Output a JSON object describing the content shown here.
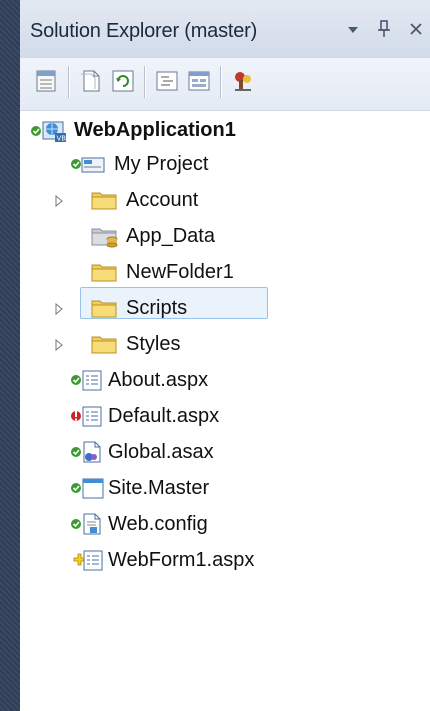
{
  "window": {
    "title": "Solution Explorer (master)",
    "controls": {
      "dropdown_icon": "dropdown-arrow",
      "pin_icon": "pin",
      "close_icon": "close"
    }
  },
  "toolbar": {
    "buttons": [
      {
        "name": "properties-icon"
      },
      {
        "name": "show-all-files-icon"
      },
      {
        "name": "refresh-icon"
      },
      {
        "name": "view-code-icon"
      },
      {
        "name": "view-designer-icon"
      },
      {
        "name": "copy-website-icon"
      }
    ]
  },
  "tree": {
    "root": {
      "label": "WebApplication1",
      "status": "checked-in"
    },
    "items": [
      {
        "label": "My Project",
        "type": "project-properties",
        "status": "checked-in",
        "expandable": false
      },
      {
        "label": "Account",
        "type": "folder",
        "status": "",
        "expandable": true
      },
      {
        "label": "App_Data",
        "type": "data-folder",
        "status": "",
        "expandable": false
      },
      {
        "label": "NewFolder1",
        "type": "folder",
        "status": "",
        "expandable": false
      },
      {
        "label": "Scripts",
        "type": "folder",
        "status": "",
        "expandable": true
      },
      {
        "label": "Styles",
        "type": "folder",
        "status": "",
        "expandable": true
      },
      {
        "label": "About.aspx",
        "type": "aspx",
        "status": "checked-in",
        "expandable": false
      },
      {
        "label": "Default.aspx",
        "type": "aspx",
        "status": "modified",
        "expandable": false,
        "selected": true
      },
      {
        "label": "Global.asax",
        "type": "asax",
        "status": "checked-in",
        "expandable": false
      },
      {
        "label": "Site.Master",
        "type": "master",
        "status": "checked-in",
        "expandable": false
      },
      {
        "label": "Web.config",
        "type": "config",
        "status": "checked-in",
        "expandable": false
      },
      {
        "label": "WebForm1.aspx",
        "type": "aspx",
        "status": "added",
        "expandable": false
      }
    ]
  },
  "colors": {
    "checked_in": "#3a9b2f",
    "modified": "#cc2222",
    "added": "#e0b000",
    "folder": "#f2cf58",
    "selection_border": "#99c2ea"
  }
}
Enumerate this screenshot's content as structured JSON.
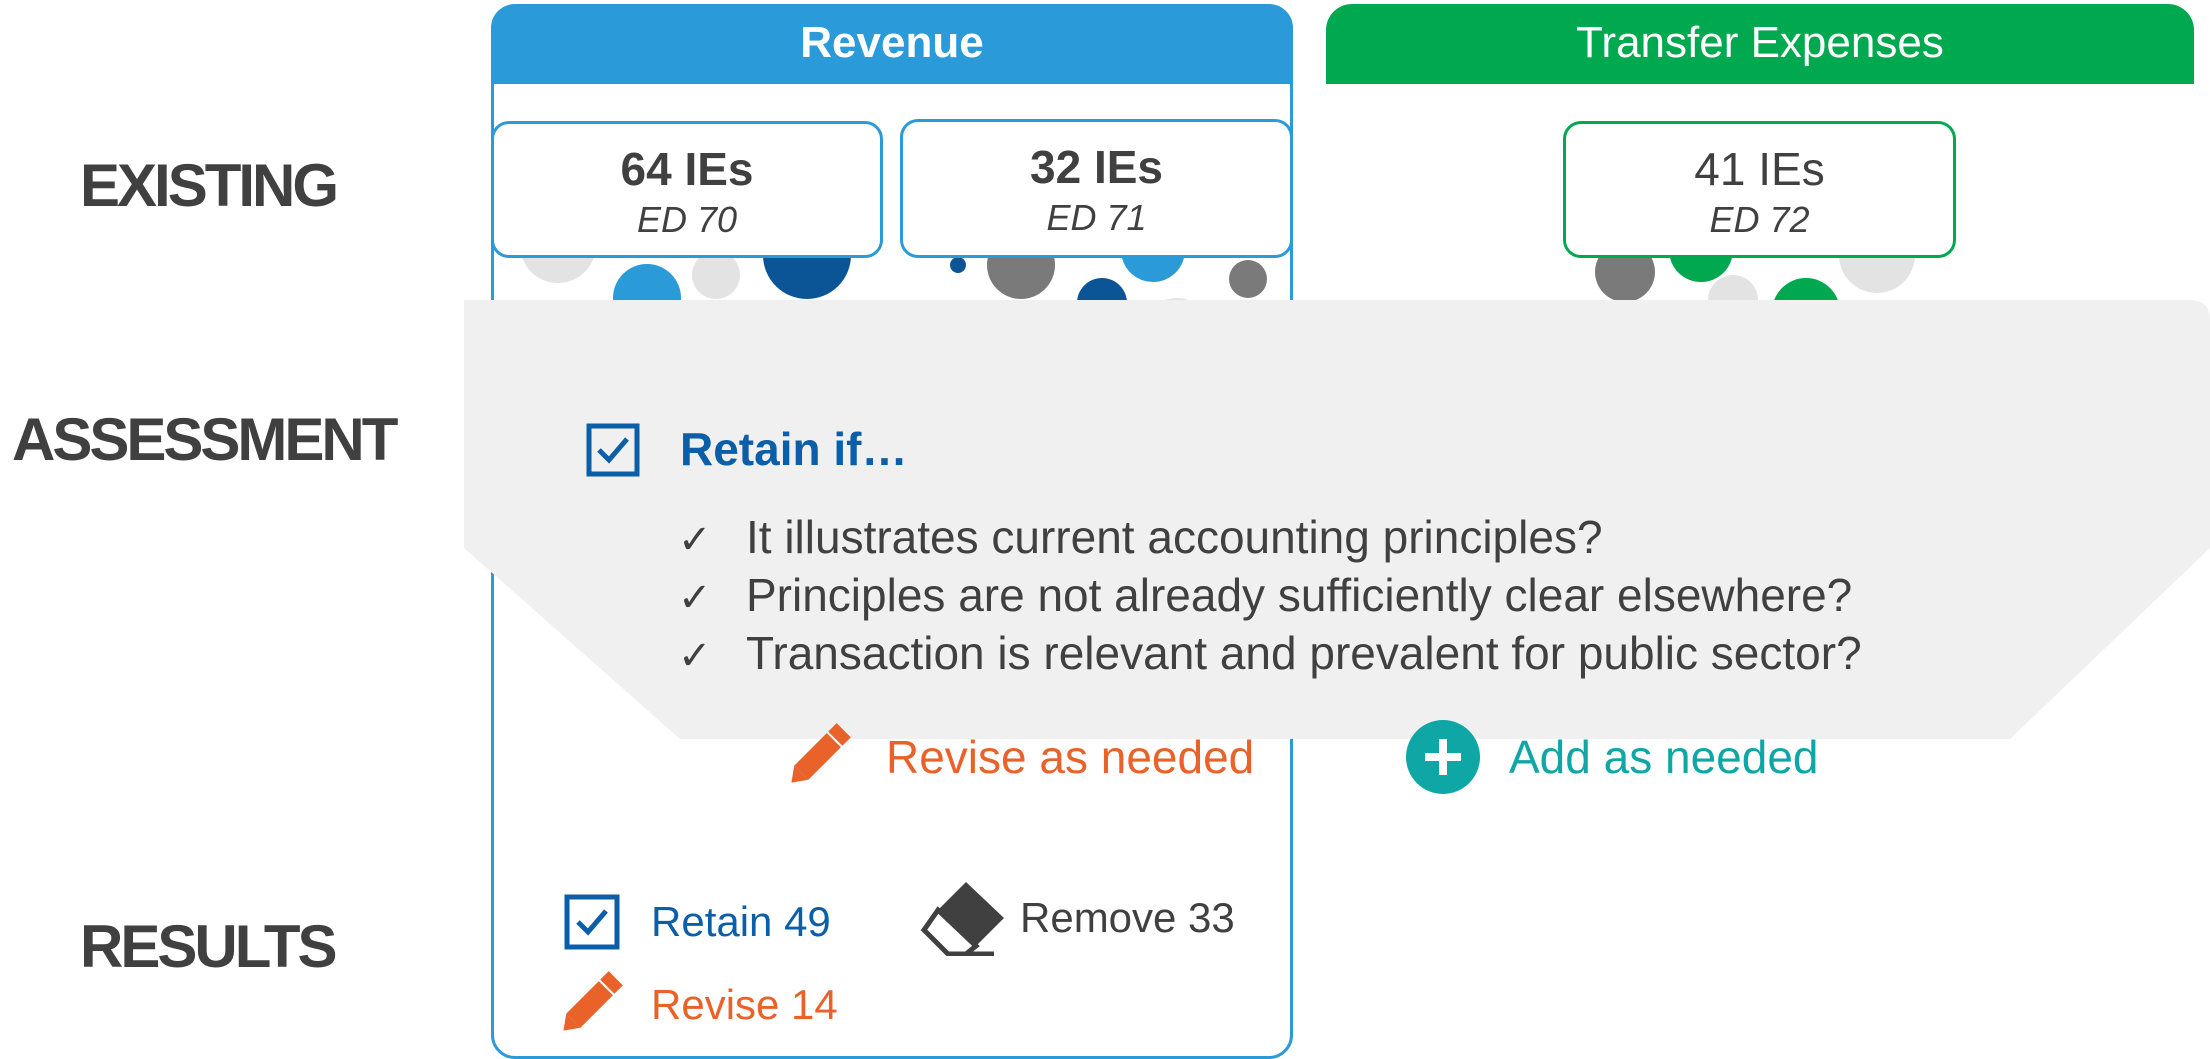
{
  "row_labels": {
    "existing": "EXISTING",
    "assessment": "ASSESSMENT",
    "results": "RESULTS"
  },
  "columns": {
    "revenue": {
      "title": "Revenue",
      "color": "#2b9ad9"
    },
    "transfer_expenses": {
      "title": "Transfer Expenses",
      "color": "#00a94f"
    }
  },
  "ie_boxes": [
    {
      "count": "64 IEs",
      "ed": "ED 70"
    },
    {
      "count": "32 IEs",
      "ed": "ED 71"
    },
    {
      "count": "41 IEs",
      "ed": "ED 72"
    }
  ],
  "assessment": {
    "title": "Retain if…",
    "criteria": [
      "It illustrates current accounting principles?",
      "Principles are not already sufficiently clear elsewhere?",
      "Transaction is relevant and prevalent for public sector?"
    ],
    "tick_glyph": "✓",
    "banner_color": "#f0f0f0"
  },
  "actions": {
    "revise": "Revise as needed",
    "add": "Add as needed",
    "revise_color": "#e8622a",
    "add_color": "#0fa6a6"
  },
  "results": {
    "retain": "Retain 49",
    "remove": "Remove 33",
    "revise": "Revise 14"
  },
  "icons": [
    "checkbox-icon",
    "pencil-icon",
    "plus-circle-icon",
    "eraser-icon",
    "check-mark-icon"
  ]
}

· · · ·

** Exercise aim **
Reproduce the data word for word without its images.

** Task solution **
Output a JSON object describing the content shown here.
{
  "window": {
    "title": "Solution Explorer (master)",
    "controls": {
      "dropdown_icon": "dropdown-arrow",
      "pin_icon": "pin",
      "close_icon": "close"
    }
  },
  "toolbar": {
    "buttons": [
      {
        "name": "properties-icon"
      },
      {
        "name": "show-all-files-icon"
      },
      {
        "name": "refresh-icon"
      },
      {
        "name": "view-code-icon"
      },
      {
        "name": "view-designer-icon"
      },
      {
        "name": "copy-website-icon"
      }
    ]
  },
  "tree": {
    "root": {
      "label": "WebApplication1",
      "status": "checked-in"
    },
    "items": [
      {
        "label": "My Project",
        "type": "project-properties",
        "status": "checked-in",
        "expandable": false
      },
      {
        "label": "Account",
        "type": "folder",
        "status": "",
        "expandable": true
      },
      {
        "label": "App_Data",
        "type": "data-folder",
        "status": "",
        "expandable": false
      },
      {
        "label": "NewFolder1",
        "type": "folder",
        "status": "",
        "expandable": false
      },
      {
        "label": "Scripts",
        "type": "folder",
        "status": "",
        "expandable": true
      },
      {
        "label": "Styles",
        "type": "folder",
        "status": "",
        "expandable": true
      },
      {
        "label": "About.aspx",
        "type": "aspx",
        "status": "checked-in",
        "expandable": false
      },
      {
        "label": "Default.aspx",
        "type": "aspx",
        "status": "modified",
        "expandable": false,
        "selected": true
      },
      {
        "label": "Global.asax",
        "type": "asax",
        "status": "checked-in",
        "expandable": false
      },
      {
        "label": "Site.Master",
        "type": "master",
        "status": "checked-in",
        "expandable": false
      },
      {
        "label": "Web.config",
        "type": "config",
        "status": "checked-in",
        "expandable": false
      },
      {
        "label": "WebForm1.aspx",
        "type": "aspx",
        "status": "added",
        "expandable": false
      }
    ]
  },
  "colors": {
    "checked_in": "#3a9b2f",
    "modified": "#cc2222",
    "added": "#e0b000",
    "folder": "#f2cf58",
    "selection_border": "#99c2ea"
  }
}
Enumerate this screenshot's content as structured JSON.
{
  "row_labels": {
    "existing": "EXISTING",
    "assessment": "ASSESSMENT",
    "results": "RESULTS"
  },
  "columns": {
    "revenue": {
      "title": "Revenue",
      "color": "#2b9ad9"
    },
    "transfer_expenses": {
      "title": "Transfer Expenses",
      "color": "#00a94f"
    }
  },
  "ie_boxes": [
    {
      "count": "64 IEs",
      "ed": "ED 70"
    },
    {
      "count": "32 IEs",
      "ed": "ED 71"
    },
    {
      "count": "41 IEs",
      "ed": "ED 72"
    }
  ],
  "assessment": {
    "title": "Retain if…",
    "criteria": [
      "It illustrates current accounting principles?",
      "Principles are not already sufficiently clear elsewhere?",
      "Transaction is relevant and prevalent for public sector?"
    ],
    "tick_glyph": "✓",
    "banner_color": "#f0f0f0"
  },
  "actions": {
    "revise": "Revise as needed",
    "add": "Add as needed",
    "revise_color": "#e8622a",
    "add_color": "#0fa6a6"
  },
  "results": {
    "retain": "Retain 49",
    "remove": "Remove 33",
    "revise": "Revise 14"
  },
  "icons": [
    "checkbox-icon",
    "pencil-icon",
    "plus-circle-icon",
    "eraser-icon",
    "check-mark-icon"
  ]
}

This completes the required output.